(Entries provided)
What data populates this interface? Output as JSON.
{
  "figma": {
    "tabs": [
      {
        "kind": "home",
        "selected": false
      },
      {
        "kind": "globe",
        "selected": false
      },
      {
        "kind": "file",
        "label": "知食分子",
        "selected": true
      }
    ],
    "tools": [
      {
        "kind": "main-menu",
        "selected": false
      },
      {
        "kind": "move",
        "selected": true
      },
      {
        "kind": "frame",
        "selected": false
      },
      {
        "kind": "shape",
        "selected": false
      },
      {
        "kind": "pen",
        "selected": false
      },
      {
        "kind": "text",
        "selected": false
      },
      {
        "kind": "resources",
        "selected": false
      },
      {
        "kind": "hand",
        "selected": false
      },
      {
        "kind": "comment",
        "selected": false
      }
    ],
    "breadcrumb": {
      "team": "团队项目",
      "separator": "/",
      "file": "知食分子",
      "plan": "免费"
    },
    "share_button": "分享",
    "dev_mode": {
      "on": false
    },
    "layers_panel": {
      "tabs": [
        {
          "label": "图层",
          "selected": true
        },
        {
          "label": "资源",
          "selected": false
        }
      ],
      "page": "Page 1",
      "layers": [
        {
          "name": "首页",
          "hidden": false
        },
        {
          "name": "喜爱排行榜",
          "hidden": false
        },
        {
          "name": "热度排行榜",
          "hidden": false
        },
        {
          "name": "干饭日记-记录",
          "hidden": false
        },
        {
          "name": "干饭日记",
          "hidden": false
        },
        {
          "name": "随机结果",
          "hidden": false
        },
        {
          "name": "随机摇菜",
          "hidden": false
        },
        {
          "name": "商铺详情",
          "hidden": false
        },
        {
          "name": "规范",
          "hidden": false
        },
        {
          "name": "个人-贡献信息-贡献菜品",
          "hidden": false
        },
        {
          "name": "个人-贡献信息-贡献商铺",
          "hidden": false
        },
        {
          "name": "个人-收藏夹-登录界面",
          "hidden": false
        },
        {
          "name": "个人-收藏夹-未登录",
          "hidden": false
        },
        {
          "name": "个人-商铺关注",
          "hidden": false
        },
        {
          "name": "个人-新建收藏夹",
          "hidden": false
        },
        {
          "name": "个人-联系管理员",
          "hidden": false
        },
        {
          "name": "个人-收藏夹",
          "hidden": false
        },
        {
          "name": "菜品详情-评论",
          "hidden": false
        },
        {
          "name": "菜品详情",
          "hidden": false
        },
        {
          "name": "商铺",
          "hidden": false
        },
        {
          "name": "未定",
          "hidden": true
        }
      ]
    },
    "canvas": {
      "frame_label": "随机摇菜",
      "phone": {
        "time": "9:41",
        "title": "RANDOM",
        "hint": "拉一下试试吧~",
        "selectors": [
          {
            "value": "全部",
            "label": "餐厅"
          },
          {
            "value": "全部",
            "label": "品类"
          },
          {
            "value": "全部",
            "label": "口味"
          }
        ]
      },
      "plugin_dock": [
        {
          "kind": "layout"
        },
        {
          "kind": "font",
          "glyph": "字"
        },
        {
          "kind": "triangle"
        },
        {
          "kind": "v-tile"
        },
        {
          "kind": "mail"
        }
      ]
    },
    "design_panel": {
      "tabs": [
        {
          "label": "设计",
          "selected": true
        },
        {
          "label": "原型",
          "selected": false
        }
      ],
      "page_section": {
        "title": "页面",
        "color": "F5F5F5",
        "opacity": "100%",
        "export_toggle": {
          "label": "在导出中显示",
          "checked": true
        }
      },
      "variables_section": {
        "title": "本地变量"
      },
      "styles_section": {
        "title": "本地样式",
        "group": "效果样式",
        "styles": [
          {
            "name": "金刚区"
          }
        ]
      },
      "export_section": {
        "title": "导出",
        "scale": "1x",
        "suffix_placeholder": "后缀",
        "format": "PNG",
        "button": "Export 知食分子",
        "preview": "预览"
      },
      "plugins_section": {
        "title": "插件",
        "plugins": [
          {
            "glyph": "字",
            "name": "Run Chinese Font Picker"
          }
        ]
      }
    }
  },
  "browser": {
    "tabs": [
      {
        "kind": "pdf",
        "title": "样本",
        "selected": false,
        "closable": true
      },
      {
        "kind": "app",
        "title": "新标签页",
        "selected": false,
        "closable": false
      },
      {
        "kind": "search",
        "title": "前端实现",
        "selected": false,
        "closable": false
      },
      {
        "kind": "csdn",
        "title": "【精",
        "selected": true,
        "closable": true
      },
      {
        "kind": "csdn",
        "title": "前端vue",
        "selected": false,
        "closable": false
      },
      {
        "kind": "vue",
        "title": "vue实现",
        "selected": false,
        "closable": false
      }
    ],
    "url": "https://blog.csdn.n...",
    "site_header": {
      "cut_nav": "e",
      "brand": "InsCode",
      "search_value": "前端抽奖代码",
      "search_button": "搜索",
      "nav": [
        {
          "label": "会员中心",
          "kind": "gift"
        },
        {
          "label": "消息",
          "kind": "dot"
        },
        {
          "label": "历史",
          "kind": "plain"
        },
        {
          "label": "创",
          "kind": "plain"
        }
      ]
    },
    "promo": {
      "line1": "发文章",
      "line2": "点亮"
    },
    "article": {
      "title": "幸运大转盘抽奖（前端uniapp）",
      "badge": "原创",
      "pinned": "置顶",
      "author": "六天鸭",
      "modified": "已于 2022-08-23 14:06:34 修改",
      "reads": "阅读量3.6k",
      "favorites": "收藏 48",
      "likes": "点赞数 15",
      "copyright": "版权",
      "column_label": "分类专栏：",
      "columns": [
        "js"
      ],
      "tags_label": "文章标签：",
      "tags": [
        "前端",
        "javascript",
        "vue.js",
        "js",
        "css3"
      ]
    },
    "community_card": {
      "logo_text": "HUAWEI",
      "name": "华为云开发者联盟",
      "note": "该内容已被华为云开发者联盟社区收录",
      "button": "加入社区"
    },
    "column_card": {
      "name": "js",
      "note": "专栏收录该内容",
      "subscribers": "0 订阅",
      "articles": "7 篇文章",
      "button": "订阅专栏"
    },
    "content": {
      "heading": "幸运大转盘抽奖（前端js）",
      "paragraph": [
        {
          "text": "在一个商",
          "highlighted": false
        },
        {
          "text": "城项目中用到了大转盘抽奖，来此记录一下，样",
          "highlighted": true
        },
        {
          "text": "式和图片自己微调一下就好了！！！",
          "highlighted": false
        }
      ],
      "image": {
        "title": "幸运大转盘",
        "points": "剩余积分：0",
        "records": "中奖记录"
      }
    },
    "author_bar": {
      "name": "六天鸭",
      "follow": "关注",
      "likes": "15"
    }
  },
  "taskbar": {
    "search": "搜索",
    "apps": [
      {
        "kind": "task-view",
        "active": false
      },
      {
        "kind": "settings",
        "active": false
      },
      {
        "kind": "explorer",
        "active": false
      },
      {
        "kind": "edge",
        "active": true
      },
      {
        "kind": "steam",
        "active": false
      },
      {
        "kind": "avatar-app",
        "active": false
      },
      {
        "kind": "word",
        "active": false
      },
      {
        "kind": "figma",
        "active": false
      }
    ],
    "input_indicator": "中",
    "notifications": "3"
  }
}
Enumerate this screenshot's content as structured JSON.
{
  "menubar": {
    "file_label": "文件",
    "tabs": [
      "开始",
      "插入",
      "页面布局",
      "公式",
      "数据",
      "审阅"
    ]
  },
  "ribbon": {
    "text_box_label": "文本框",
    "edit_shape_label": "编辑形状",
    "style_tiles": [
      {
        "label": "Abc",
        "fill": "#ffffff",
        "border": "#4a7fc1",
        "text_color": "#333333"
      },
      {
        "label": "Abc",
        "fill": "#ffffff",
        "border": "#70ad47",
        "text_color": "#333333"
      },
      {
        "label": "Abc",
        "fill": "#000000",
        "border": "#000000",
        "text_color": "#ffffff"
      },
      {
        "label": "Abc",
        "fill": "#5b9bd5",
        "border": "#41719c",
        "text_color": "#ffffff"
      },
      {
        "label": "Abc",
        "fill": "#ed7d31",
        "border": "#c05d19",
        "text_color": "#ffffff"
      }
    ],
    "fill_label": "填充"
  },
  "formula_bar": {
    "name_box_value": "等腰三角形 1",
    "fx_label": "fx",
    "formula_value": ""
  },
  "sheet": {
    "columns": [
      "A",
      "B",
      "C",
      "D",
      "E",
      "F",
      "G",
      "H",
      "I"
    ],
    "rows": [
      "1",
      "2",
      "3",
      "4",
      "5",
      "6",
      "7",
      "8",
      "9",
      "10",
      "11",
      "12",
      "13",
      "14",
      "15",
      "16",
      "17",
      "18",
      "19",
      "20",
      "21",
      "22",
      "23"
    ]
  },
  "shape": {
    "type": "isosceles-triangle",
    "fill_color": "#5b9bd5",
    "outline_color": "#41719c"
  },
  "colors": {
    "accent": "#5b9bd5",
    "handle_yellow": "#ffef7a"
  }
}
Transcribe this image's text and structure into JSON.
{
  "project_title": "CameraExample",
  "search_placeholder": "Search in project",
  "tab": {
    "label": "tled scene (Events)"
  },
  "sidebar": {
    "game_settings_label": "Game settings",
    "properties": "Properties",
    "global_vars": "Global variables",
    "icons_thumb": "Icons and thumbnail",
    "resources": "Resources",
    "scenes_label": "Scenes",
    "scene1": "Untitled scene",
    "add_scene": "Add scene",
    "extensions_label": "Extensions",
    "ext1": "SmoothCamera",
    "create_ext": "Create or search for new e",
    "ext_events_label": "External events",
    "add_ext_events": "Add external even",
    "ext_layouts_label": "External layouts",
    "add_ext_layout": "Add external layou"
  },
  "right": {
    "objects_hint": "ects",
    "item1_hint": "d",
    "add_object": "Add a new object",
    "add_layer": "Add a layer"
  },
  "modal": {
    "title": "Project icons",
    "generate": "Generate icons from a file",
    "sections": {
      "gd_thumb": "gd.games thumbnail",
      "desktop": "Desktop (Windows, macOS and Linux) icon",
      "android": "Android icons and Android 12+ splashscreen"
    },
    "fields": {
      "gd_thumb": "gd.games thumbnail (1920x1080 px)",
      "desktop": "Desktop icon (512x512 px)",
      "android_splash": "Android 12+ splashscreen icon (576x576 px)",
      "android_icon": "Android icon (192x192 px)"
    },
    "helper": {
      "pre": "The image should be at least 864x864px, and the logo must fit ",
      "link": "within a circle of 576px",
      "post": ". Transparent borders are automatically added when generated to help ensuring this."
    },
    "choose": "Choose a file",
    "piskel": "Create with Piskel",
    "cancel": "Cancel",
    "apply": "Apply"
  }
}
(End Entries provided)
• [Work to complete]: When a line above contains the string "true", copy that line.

• [Finished exercise]:
        "selected": true
        "selected": true
          "selected": true
          "hidden": true
          "selected": true
          "checked": true
        "closable": true
        "selected": true,
        "closable": true
          "highlighted": true
        "active": true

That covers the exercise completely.